Where on Earth are volcanoes found?
As volcanoes are defined as any point where these hot materials are vented to the Earth's surface, the vast majority of volcanoes on Earth are located along the edges of tectonic plates. These are not always in the form of the large cones that are often associated with them.
In fact, over 80% of the volcanoes on Earth are located around an area that is famously called the Ring of Fire or Pacific Ring of Fire.
Landmark Volcanic Eruptions
Mount Vesuvius. In 79 A.D., Mount Vesuvius erupted and destroyed multiple villages including the city of Pompeii and another city called Herculaneum. Oplontis was a smaller village but was also very close to the eruption and destroyed.

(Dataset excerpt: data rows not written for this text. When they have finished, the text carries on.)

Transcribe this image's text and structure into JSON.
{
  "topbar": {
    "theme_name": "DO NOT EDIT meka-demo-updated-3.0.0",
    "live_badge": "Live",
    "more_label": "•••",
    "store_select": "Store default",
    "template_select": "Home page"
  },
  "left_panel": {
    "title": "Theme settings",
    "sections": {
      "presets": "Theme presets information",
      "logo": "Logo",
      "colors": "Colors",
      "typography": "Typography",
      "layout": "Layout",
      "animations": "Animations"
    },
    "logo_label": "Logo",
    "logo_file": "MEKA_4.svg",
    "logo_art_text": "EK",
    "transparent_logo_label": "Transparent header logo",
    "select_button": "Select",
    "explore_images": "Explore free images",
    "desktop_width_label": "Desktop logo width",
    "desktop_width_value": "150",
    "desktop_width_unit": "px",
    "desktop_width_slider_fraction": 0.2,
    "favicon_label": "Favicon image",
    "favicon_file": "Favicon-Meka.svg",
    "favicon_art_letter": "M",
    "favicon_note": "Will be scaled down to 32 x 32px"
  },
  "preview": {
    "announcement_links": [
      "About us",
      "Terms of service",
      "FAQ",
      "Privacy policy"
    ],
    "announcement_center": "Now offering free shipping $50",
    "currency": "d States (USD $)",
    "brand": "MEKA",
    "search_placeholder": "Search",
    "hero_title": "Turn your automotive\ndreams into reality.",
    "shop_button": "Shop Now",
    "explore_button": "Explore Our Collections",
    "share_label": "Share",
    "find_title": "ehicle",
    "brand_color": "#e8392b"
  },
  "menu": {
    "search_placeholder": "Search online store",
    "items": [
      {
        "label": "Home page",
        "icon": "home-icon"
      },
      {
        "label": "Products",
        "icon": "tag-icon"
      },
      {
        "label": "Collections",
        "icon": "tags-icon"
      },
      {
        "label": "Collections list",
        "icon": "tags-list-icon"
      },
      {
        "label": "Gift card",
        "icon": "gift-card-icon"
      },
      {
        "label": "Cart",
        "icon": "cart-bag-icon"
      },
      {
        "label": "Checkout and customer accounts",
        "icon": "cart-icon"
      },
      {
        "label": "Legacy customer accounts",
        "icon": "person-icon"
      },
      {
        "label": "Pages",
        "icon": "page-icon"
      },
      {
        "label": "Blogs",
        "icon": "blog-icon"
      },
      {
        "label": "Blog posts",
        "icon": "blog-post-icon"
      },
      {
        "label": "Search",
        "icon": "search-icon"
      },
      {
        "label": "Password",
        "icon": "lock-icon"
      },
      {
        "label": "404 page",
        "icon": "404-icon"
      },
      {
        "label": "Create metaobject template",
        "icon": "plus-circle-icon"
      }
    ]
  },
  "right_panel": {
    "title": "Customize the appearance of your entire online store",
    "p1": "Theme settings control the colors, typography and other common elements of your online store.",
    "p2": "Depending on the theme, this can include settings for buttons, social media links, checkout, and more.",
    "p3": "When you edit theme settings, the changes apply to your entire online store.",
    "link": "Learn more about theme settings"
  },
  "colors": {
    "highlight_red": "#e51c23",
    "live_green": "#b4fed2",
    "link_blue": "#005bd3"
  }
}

Mount St. Helens. Mount St. Helens erupted in 1980 A.D. It was said to have 'blown its top off', and a massive landslide followed the eruption on the north side of the mountain. A large crater is now located at the top where the explosion ejected lava, rock and ash.
Krakatao Volcano. In 1883 a volcano located on the island of Krakatau, which is found between Java and Sumatra in Indonesia, erupted and killed over 36,000 people. Many of the deaths were not directly caused by volcanic activity but by tsunamis that formed as a result of the explosion and struck surrounding islands.
Volcanoes on other planetary bodies
These geological phenomena are not only found on Earth. Utilizing the definition of a volcano, it should be possible to locate them on any planet or moon that has an active core which builds up gas and pressure, and a solid or mostly solid crust through which these elements escape. Planetary scientists are now utilizing evidence of volanic activity, or lack of, to help them identify planetary bodies with or without active inner layers and cores. Some of the planetary bodies within our solar system that have or at one time had volcanic activity include:
- Jupiter's fifth moon, Io. Io is the only planetary body aside from Earth that scientists have positively identified volcanic activity on, and a lot of it has been observed. Because of its close proximity to Jupiter, the core of Io most likely remains active due to Jupiter's strong gravitational field essentially 'wreaking havoc' on it, as Io orbits the massive planet.
- Mars. While Mars no longer has volcanic activity, it certainly did in the past. Using satellite imagery, planetary scientists have been able to identify a number of ancient but inactive volcanoes on the red planet's surface. These include Olympus Mons - a massive volcano that is over two times the size of Mount Everest, Alba Mons - a volcano that is approximately one-third the height of Olympus Mons but covers about the same area as the United States, and the Tharsis Montes, a group of three enormous shield volcanoes.
Volcanoes in Literature, Film and Culture
- In 1990, Tom Hanks and Meg Ryan starred in a romantic comedy called "Joe Versus the Volcano". In the film, Tom Hanks plays a dissatisfied employee who gets tasked to save a wealthy man's island by sacrificing himself to a volcano that the native islanders believe is a deity.
- Pierce Brosnan starred in a 1997 movie titled "Dante's Peak", in which he plays a professor that believes a volcano is about to erupt but has difficulty convincing the people of a nearby town and evacuating it.
- There are numerous paintings that have been created in regards to volcanic eruptions. One example titled "The Eruption of Mount Vesuvius", was painted by Pierre-Jacques Volaire in 1777, and is now located at the North Carolina Museum of Art.